From VOA Learning English, this is the Education Report. Teachers and parents usually call attention to the pictures when they read storybooks to preschool children. But a study published in 2011 suggests that calling attention to the words and letters on the page may help a child's reading.
The two-year study compared children who were read to this way in class with children who were not. The children whose teachers most often discussed the print showed clearly higher skills in reading, spelling and understanding. These results were found one year and even two years later. Shayne Piasta at Ohio State University was an author of the study. She said most preschool teachers would find this method manageable and would need only a small change in the way they teach.

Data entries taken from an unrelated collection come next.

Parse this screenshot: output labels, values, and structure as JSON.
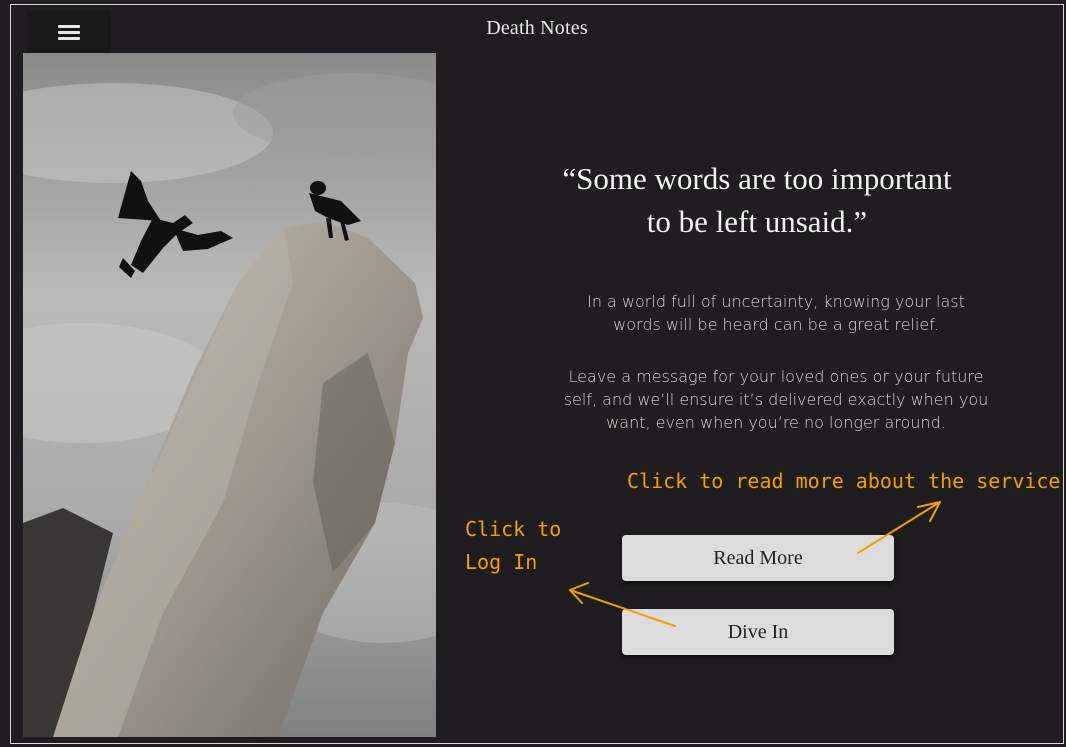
{
  "header": {
    "title": "Death Notes",
    "menu_icon": "hamburger-menu-icon"
  },
  "hero": {
    "quote_line1": "“Some words are too important",
    "quote_line2": "to be left unsaid.”",
    "paragraph1": "In a world full of uncertainty, knowing your last words will be heard can be a great relief.",
    "paragraph2": "Leave a message for your loved ones or your future self, and we’ll ensure it’s delivered exactly when you want, even when you’re no longer around."
  },
  "buttons": {
    "read_more": "Read More",
    "dive_in": "Dive In"
  },
  "annotations": {
    "read_more_hint": "Click to read more about the service",
    "login_hint_line1": "Click to",
    "login_hint_line2": "Log In",
    "color": "#f0a000"
  },
  "colors": {
    "background": "#1f1d1f",
    "button_bg": "#dcdcdc",
    "text": "#e8e6e6"
  }
}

They already read storybooks in class. The only difference would be increased attention to the printed text. If you get children to pay attention to letters and words, it makes sense they would do better at word recognition and spelling. But research suggests that very few parents and teachers do this in a systematic way. The report appeared in the journal Child Development.More than 300 children ages four and five were observed for the study. The children came from poor families and were below average in their language skills.
There are different ways that adults can talk to children about print. They can point to a letter and discuss it, and even trace the shape with a finger. They can point out a word. They can discuss the meaning of the print or how the words tell the story. And they can talk about the organization of the print -- for instance, showing how words are written left to right in English. For VOA Learning English, I'm Alex Villarreal. (Adapted from a radio program broadcast 07Mar2013)